Strong demand from importing nations and huge long positions from hedge funds propelled sugar to more than 18¢ per pound earlier this year, says James S. Cordier, chief trader at Liberty Trading Group. “There was a lot of talk about 22, and 24 and 30¢ sugar, and at 16¢ it sounded like a buy.” But purchases by China, India, Pakistan and Russia evaporated in April and May, right when Brazilian farmers went to market, and in mid September, world sugar dropped back near 11.50¢. “It was kind of a perfect storm,” says Cordier, who picks a range of 12¢ to 14¢, for sugar in October.
“I haven’t seen a reason to buy it,” says Peter A. Thomas, senior broker at RJO Futures, adding that supply is building.
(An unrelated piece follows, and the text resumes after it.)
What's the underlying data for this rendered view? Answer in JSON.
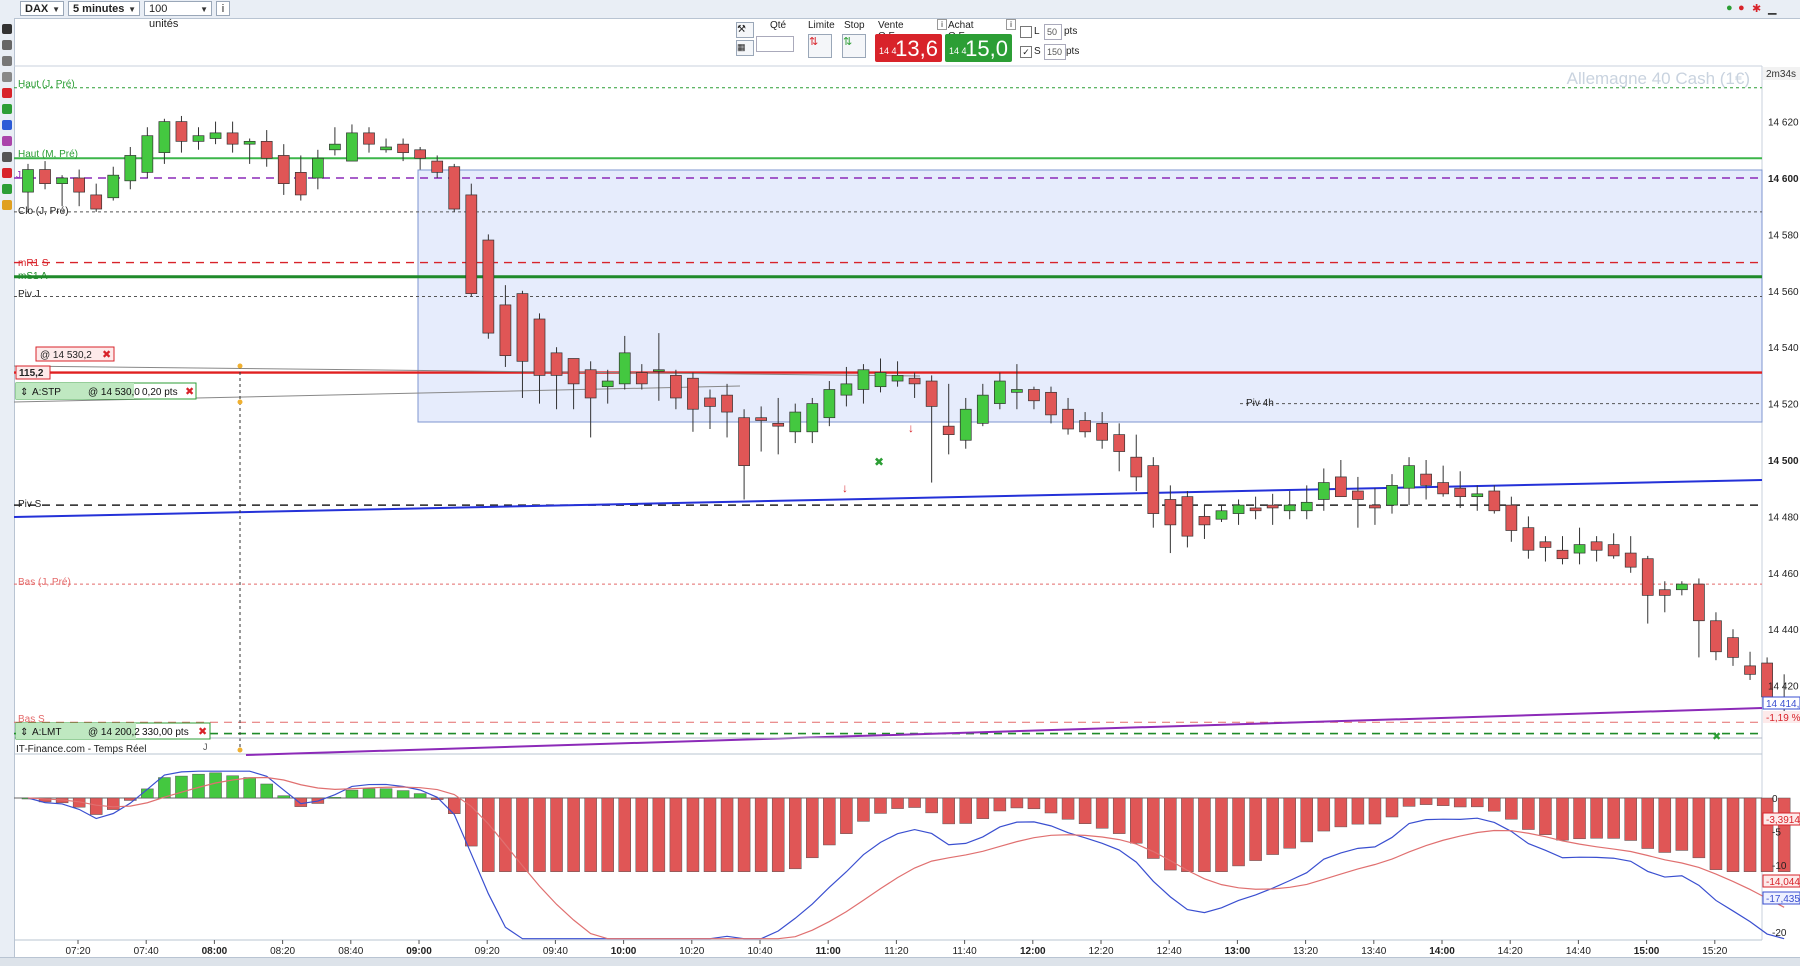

In a demonstration of its commitment to energy self-sufficiency, production leader Brazil planted 1 million new hectares of sugar cane. “They had the army out there planting sugar cane,” he exclaims, adding sugar will bottom out near 10.99¢, and hit 14.61¢ for a high.
Boyd Cruel, senior softs analyst at Alaron, expects speculative long liquidation to continue through October due to lack of demand and lower energy prices. “The only thing that could turn it around right now is if we see demand from Russia, India and or China.” Cruel expects March sugar to retest support at 12¢ and test resistance at 14¢ during October.